swimming in the music ecosystem: an interview with Scott Reitherman of Throw Me The Statue

swimming in the music ecosystem: an interview with Scott Reitherman of Throw Me The Statue

Scott Reitherman is the singer, multi-instrumentalist, songwriter and main guy behind Throw Me The Statue, an indie-pop band based in Seattle. They have two albums out on Secretly Canadian, an independent label based out of Bloomington, Indiana, and are currently in the studio recording a third one. Their 2007 debut Moonbeams got a warm reception...
Poughkeepsie and America's musical hinterlands as seen from British eyes

Poughkeepsie and America’s musical hinterlands as seen from British eyes

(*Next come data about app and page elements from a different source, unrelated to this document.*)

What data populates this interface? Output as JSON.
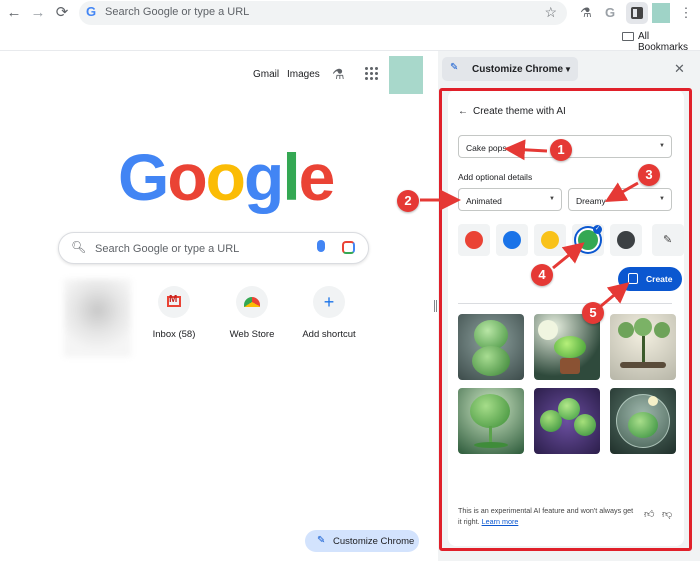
{
  "toolbar": {
    "omnibox_placeholder": "Search Google or type a URL",
    "back_icon": "arrow-left-icon",
    "forward_icon": "arrow-right-icon",
    "reload_icon": "reload-icon"
  },
  "bookmarks": {
    "all_bookmarks": "All Bookmarks"
  },
  "page": {
    "gmail_link": "Gmail",
    "images_link": "Images",
    "search_placeholder": "Search Google or type a URL",
    "shortcuts": [
      {
        "label": "Inbox (58)"
      },
      {
        "label": "Web Store"
      },
      {
        "label": "Add shortcut"
      }
    ],
    "customize_button": "Customize Chrome"
  },
  "logo": {
    "letters": [
      "G",
      "o",
      "o",
      "g",
      "l",
      "e"
    ],
    "colors": [
      "#4285F4",
      "#EA4335",
      "#FBBC05",
      "#4285F4",
      "#34A853",
      "#EA4335"
    ]
  },
  "panel": {
    "header_button": "Customize Chrome",
    "title": "Create theme with AI",
    "subject_value": "Cake pops",
    "optional_label": "Add optional details",
    "style_value": "Animated",
    "mood_value": "Dreamy",
    "swatch_colors": [
      "#EA4335",
      "#1A73E8",
      "#F9C21A",
      "#34A853",
      "#3C4043"
    ],
    "selected_swatch": 3,
    "create_button": "Create",
    "disclaimer": "This is an experimental AI feature and won't always get it right.",
    "learn_more": "Learn more"
  },
  "annotations": {
    "badges": [
      "1",
      "2",
      "3",
      "4",
      "5"
    ],
    "highlight_color": "#E0202A"
  }
}
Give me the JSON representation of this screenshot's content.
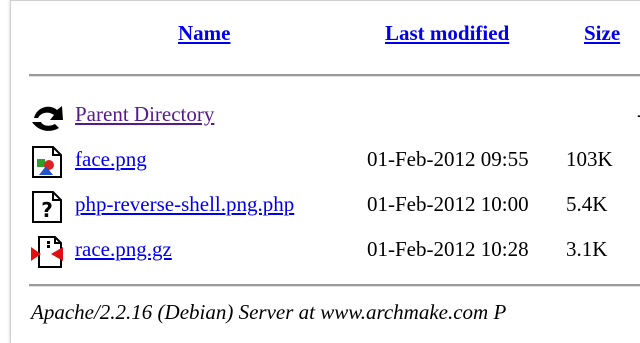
{
  "columns": {
    "name": "Name",
    "last_modified": "Last modified",
    "size": "Size"
  },
  "parent": {
    "icon": "back-arrow-icon",
    "label": "Parent Directory",
    "size": "-"
  },
  "rows": [
    {
      "icon": "image-file-icon",
      "name": "face.png",
      "modified": "01-Feb-2012 09:55",
      "size": "103K"
    },
    {
      "icon": "unknown-file-icon",
      "name": "php-reverse-shell.png.php",
      "modified": "01-Feb-2012 10:00",
      "size": "5.4K"
    },
    {
      "icon": "compressed-file-icon",
      "name": "race.png.gz",
      "modified": "01-Feb-2012 10:28",
      "size": "3.1K"
    }
  ],
  "footer": "Apache/2.2.16 (Debian) Server at www.archmake.com P"
}
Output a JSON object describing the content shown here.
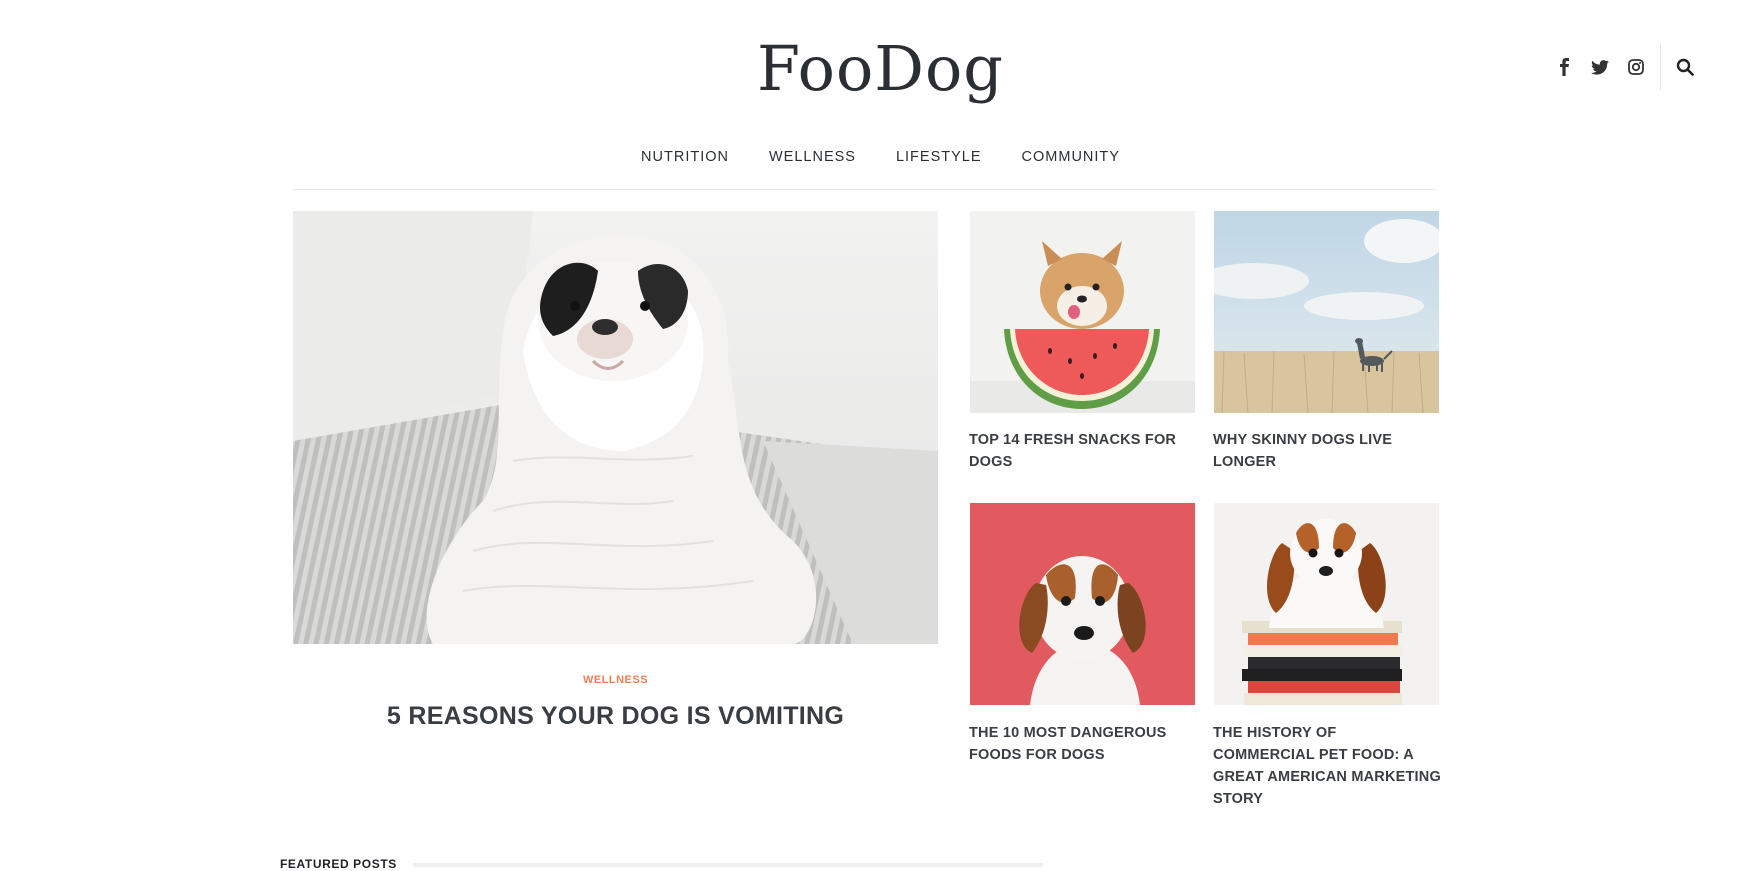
{
  "site": {
    "logo": "FooDog"
  },
  "social": [
    {
      "icon": "facebook-icon",
      "glyph": "f"
    },
    {
      "icon": "twitter-icon",
      "glyph": "t"
    },
    {
      "icon": "instagram-icon",
      "glyph": "◎"
    },
    {
      "icon": "search-icon",
      "glyph": "⚲"
    }
  ],
  "nav": {
    "items": [
      "NUTRITION",
      "WELLNESS",
      "LIFESTYLE",
      "COMMUNITY"
    ]
  },
  "hero": {
    "category": "WELLNESS",
    "title": "5 REASONS YOUR DOG IS VOMITING"
  },
  "cards": [
    {
      "title": "TOP 14 FRESH SNACKS FOR DOGS"
    },
    {
      "title": "WHY SKINNY DOGS LIVE LONGER"
    },
    {
      "title": "THE 10 MOST DANGEROUS FOODS FOR DOGS"
    },
    {
      "title": "THE HISTORY OF COMMERCIAL PET FOOD: A GREAT AMERICAN MARKETING STORY"
    }
  ],
  "featured": {
    "label": "FEATURED POSTS"
  },
  "colors": {
    "accent": "#ef7e55",
    "text": "#3a3e42"
  }
}
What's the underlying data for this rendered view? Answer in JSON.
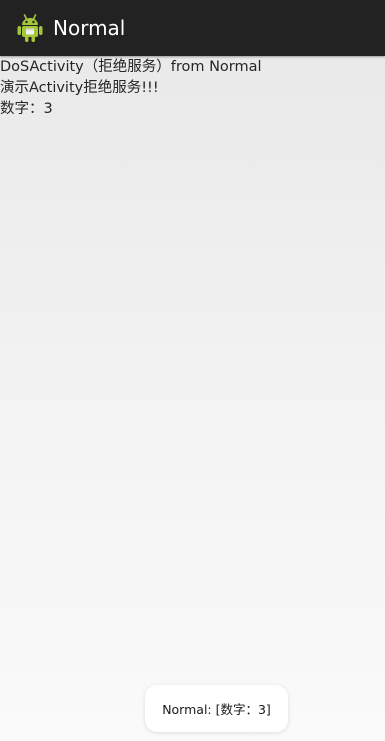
{
  "action_bar": {
    "icon": "android-robot-icon",
    "title": "Normal"
  },
  "content": {
    "lines": [
      "DoSActivity（拒绝服务）from Normal",
      "演示Activity拒绝服务!!!",
      "数字：3"
    ]
  },
  "toast": {
    "text": "Normal: [数字：3]"
  },
  "colors": {
    "action_bar_bg": "#222222",
    "android_green": "#A4C639",
    "title_text": "#ffffff",
    "body_text": "#262626"
  }
}
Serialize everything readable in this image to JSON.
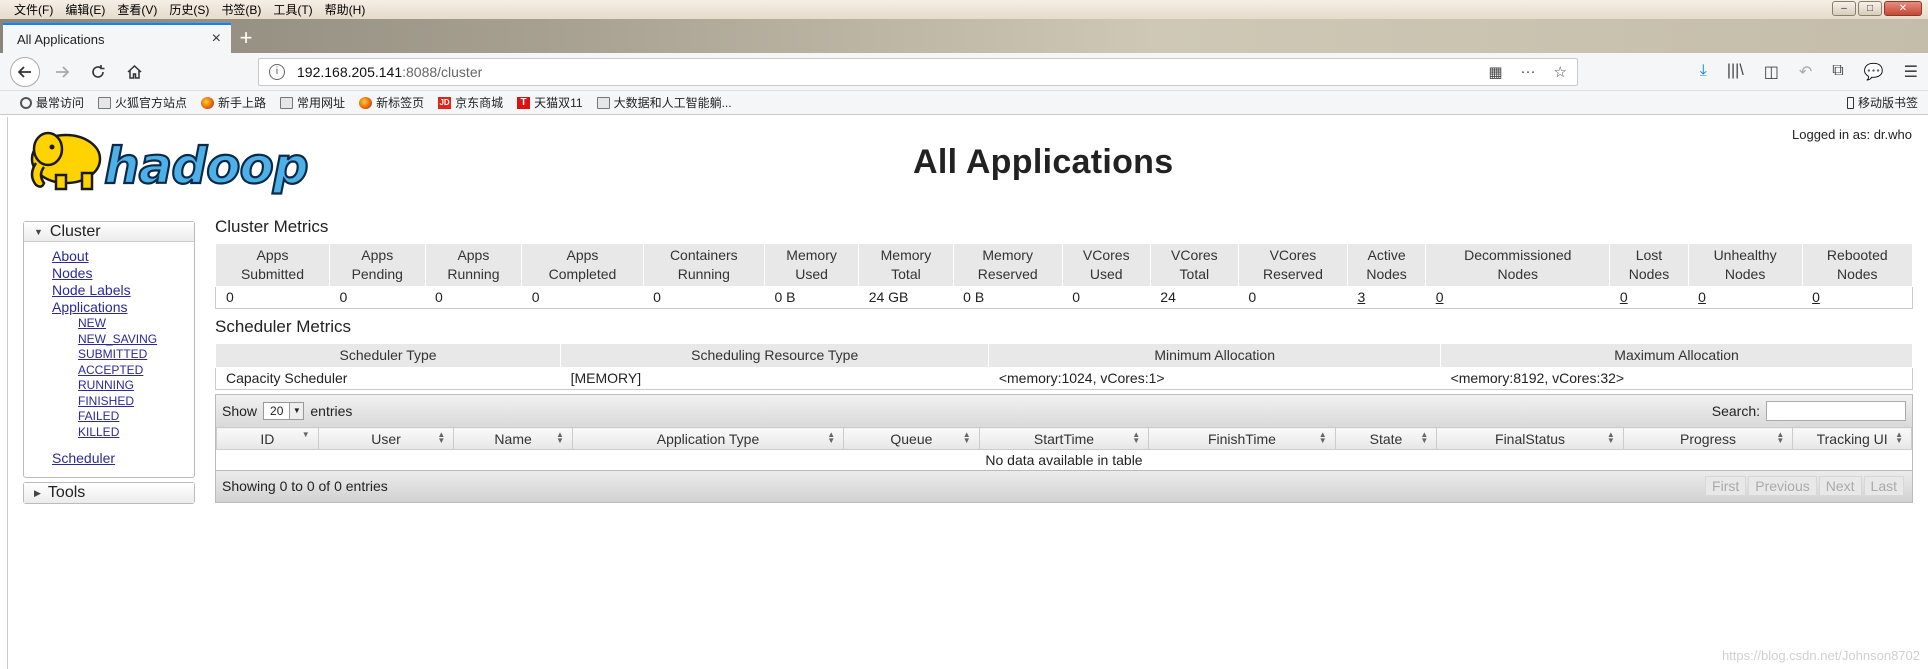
{
  "menubar": {
    "items": [
      "文件(F)",
      "编辑(E)",
      "查看(V)",
      "历史(S)",
      "书签(B)",
      "工具(T)",
      "帮助(H)"
    ]
  },
  "window": {
    "minimize": "–",
    "maximize": "□",
    "close": "✕"
  },
  "tab": {
    "title": "All Applications",
    "close": "×",
    "new": "+"
  },
  "url": {
    "host": "192.168.205.141",
    "path": ":8088/cluster"
  },
  "bookmarks": [
    {
      "label": "最常访问",
      "icon": "gear-icon"
    },
    {
      "label": "火狐官方站点",
      "icon": "folder-icon"
    },
    {
      "label": "新手上路",
      "icon": "firefox-icon"
    },
    {
      "label": "常用网址",
      "icon": "folder-icon"
    },
    {
      "label": "新标签页",
      "icon": "firefox-icon"
    },
    {
      "label": "京东商城",
      "icon": "jd-icon"
    },
    {
      "label": "天猫双11",
      "icon": "tmall-icon"
    },
    {
      "label": "大数据和人工智能躺...",
      "icon": "folder-icon"
    }
  ],
  "mobile_bookmarks": "移动版书签",
  "page": {
    "logged_in": "Logged in as: dr.who",
    "title": "All Applications",
    "logo_text": "hadoop"
  },
  "sidebar": {
    "cluster": "Cluster",
    "links": [
      "About",
      "Nodes",
      "Node Labels",
      "Applications"
    ],
    "sublinks": [
      "NEW",
      "NEW_SAVING",
      "SUBMITTED",
      "ACCEPTED",
      "RUNNING",
      "FINISHED",
      "FAILED",
      "KILLED"
    ],
    "scheduler": "Scheduler",
    "tools": "Tools"
  },
  "cluster_metrics": {
    "title": "Cluster Metrics",
    "headers": [
      [
        "Apps",
        "Submitted"
      ],
      [
        "Apps",
        "Pending"
      ],
      [
        "Apps",
        "Running"
      ],
      [
        "Apps",
        "Completed"
      ],
      [
        "Containers",
        "Running"
      ],
      [
        "Memory",
        "Used"
      ],
      [
        "Memory",
        "Total"
      ],
      [
        "Memory",
        "Reserved"
      ],
      [
        "VCores",
        "Used"
      ],
      [
        "VCores",
        "Total"
      ],
      [
        "VCores",
        "Reserved"
      ],
      [
        "Active",
        "Nodes"
      ],
      [
        "Decommissioned",
        "Nodes"
      ],
      [
        "Lost",
        "Nodes"
      ],
      [
        "Unhealthy",
        "Nodes"
      ],
      [
        "Rebooted",
        "Nodes"
      ]
    ],
    "values": [
      "0",
      "0",
      "0",
      "0",
      "0",
      "0 B",
      "24 GB",
      "0 B",
      "0",
      "24",
      "0",
      "3",
      "0",
      "0",
      "0",
      "0"
    ]
  },
  "scheduler_metrics": {
    "title": "Scheduler Metrics",
    "headers": [
      "Scheduler Type",
      "Scheduling Resource Type",
      "Minimum Allocation",
      "Maximum Allocation"
    ],
    "values": [
      "Capacity Scheduler",
      "[MEMORY]",
      "<memory:1024, vCores:1>",
      "<memory:8192, vCores:32>"
    ]
  },
  "apps": {
    "show_label": "Show",
    "page_length": "20",
    "entries_label": "entries",
    "search_label": "Search:",
    "columns": [
      "ID",
      "User",
      "Name",
      "Application Type",
      "Queue",
      "StartTime",
      "FinishTime",
      "State",
      "FinalStatus",
      "Progress",
      "Tracking UI"
    ],
    "empty": "No data available in table",
    "info": "Showing 0 to 0 of 0 entries",
    "pager": [
      "First",
      "Previous",
      "Next",
      "Last"
    ]
  },
  "watermark": "https://blog.csdn.net/Johnson8702"
}
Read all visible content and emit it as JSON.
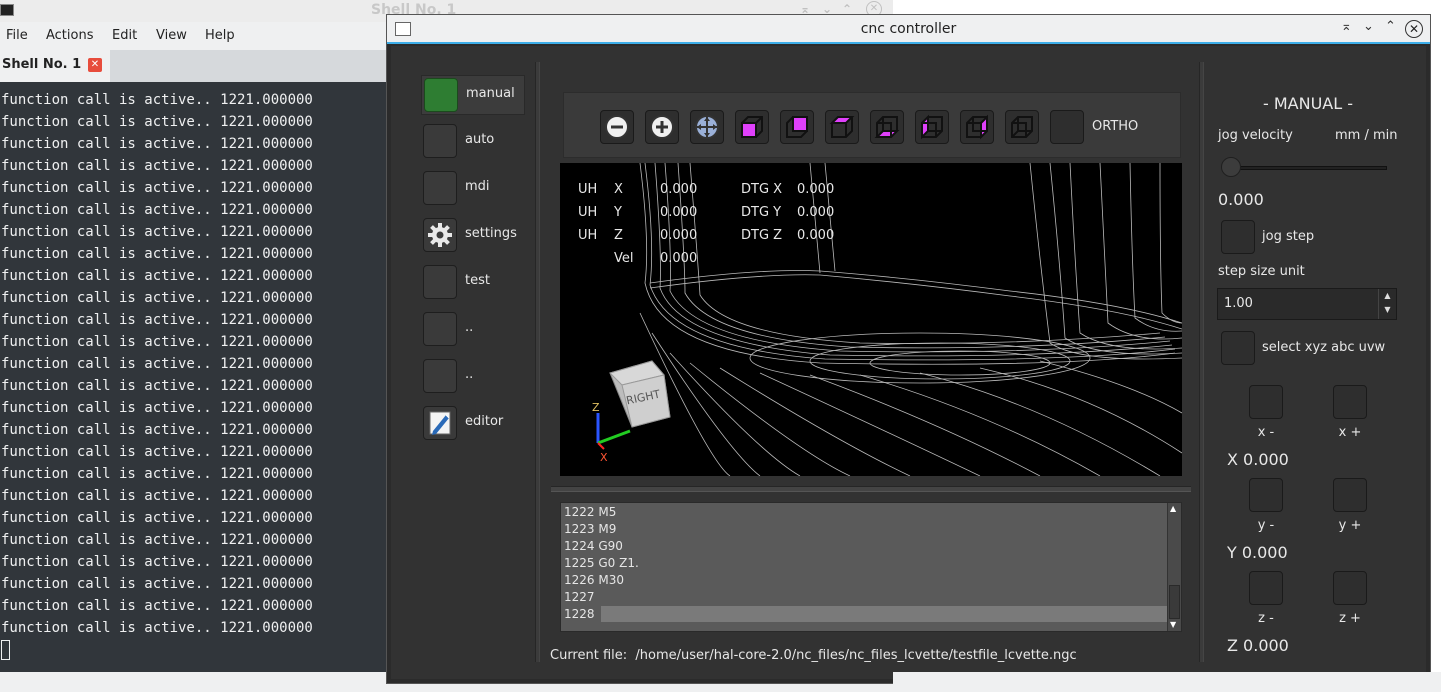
{
  "terminal": {
    "title": "Shell No. 1",
    "menu": [
      "File",
      "Actions",
      "Edit",
      "View",
      "Help"
    ],
    "tab_label": "Shell No. 1",
    "line_text": "function call is active.. 1221.000000",
    "line_count": 25
  },
  "cnc": {
    "title": "cnc controller",
    "nav": [
      {
        "label": "manual",
        "icon": "green-square-icon"
      },
      {
        "label": "auto",
        "icon": "blank-button-icon"
      },
      {
        "label": "mdi",
        "icon": "blank-button-icon"
      },
      {
        "label": "settings",
        "icon": "gear-icon"
      },
      {
        "label": "test",
        "icon": "blank-button-icon"
      },
      {
        "label": "..",
        "icon": "blank-button-icon"
      },
      {
        "label": "..",
        "icon": "blank-button-icon"
      },
      {
        "label": "editor",
        "icon": "edit-icon"
      }
    ],
    "toolbar": {
      "ortho_label": "ORTHO",
      "icons": [
        "zoom-out-icon",
        "zoom-in-icon",
        "fit-view-icon",
        "view-front-icon",
        "view-iso-icon",
        "view-top-icon",
        "view-bottom-icon",
        "view-left-icon",
        "view-right-icon",
        "view-back-icon"
      ]
    },
    "dro": {
      "rows": [
        {
          "unit": "UH",
          "axis": "X",
          "value": "0.000",
          "dtg_label": "DTG X",
          "dtg": "0.000"
        },
        {
          "unit": "UH",
          "axis": "Y",
          "value": "0.000",
          "dtg_label": "DTG Y",
          "dtg": "0.000"
        },
        {
          "unit": "UH",
          "axis": "Z",
          "value": "0.000",
          "dtg_label": "DTG Z",
          "dtg": "0.000"
        }
      ],
      "vel_label": "Vel",
      "vel": "0.000"
    },
    "viewcube": {
      "face": "RIGHT",
      "axes": [
        "Z",
        "X"
      ]
    },
    "gcode_lines": [
      "1222 M5",
      "1223 M9",
      "1224 G90",
      "1225 G0 Z1.",
      "1226 M30",
      "1227",
      "1228"
    ],
    "current_file_label": "Current file:",
    "current_file": "/home/user/hal-core-2.0/nc_files/nc_files_lcvette/testfile_lcvette.ngc",
    "panel": {
      "mode_title": "- MANUAL -",
      "jog_velocity_label": "jog velocity",
      "jog_velocity_unit": "mm / min",
      "jog_velocity_value": "0.000",
      "jog_velocity_fraction": 0.0,
      "jog_step_label": "jog step",
      "step_size_unit_label": "step size unit",
      "step_size_value": "1.00",
      "select_label": "select xyz abc uvw",
      "x_minus": "x -",
      "x_plus": "x +",
      "x_pos": "X 0.000",
      "y_minus": "y -",
      "y_plus": "y +",
      "y_pos": "Y 0.000",
      "z_minus": "z -",
      "z_plus": "z +",
      "z_pos": "Z 0.000"
    }
  }
}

Thanks to the Slicing Up Eyeballs blog, I’ve discovered a new BBC Four music documentary, “How the Brits Rocked America: Go West,” about the three generations of British musicians, from the Beatles to Duran Duran, who scaled the walls of American pop culture. Some of them made their fortunes, many more failed, and a few just wanted...
on the stroll: a book review of "The Chitlin' Circuit and the Road to Rock 'n' Roll" by Preston Lauterbach

on the stroll: a book review of “The Chitlin’ Circuit and the Road to Rock ‘n’ Roll” by Preston Lauterbach

Cities shape music, we know, but how does music shape cities? To be specific, how can a DIY music industry heat up urban economies, enliven public spaces, foster local idioms and local traditions of artistic practice, and even create jobs? This question suggests the policy criteria adopted by creative-city analysts, as well as the legacy...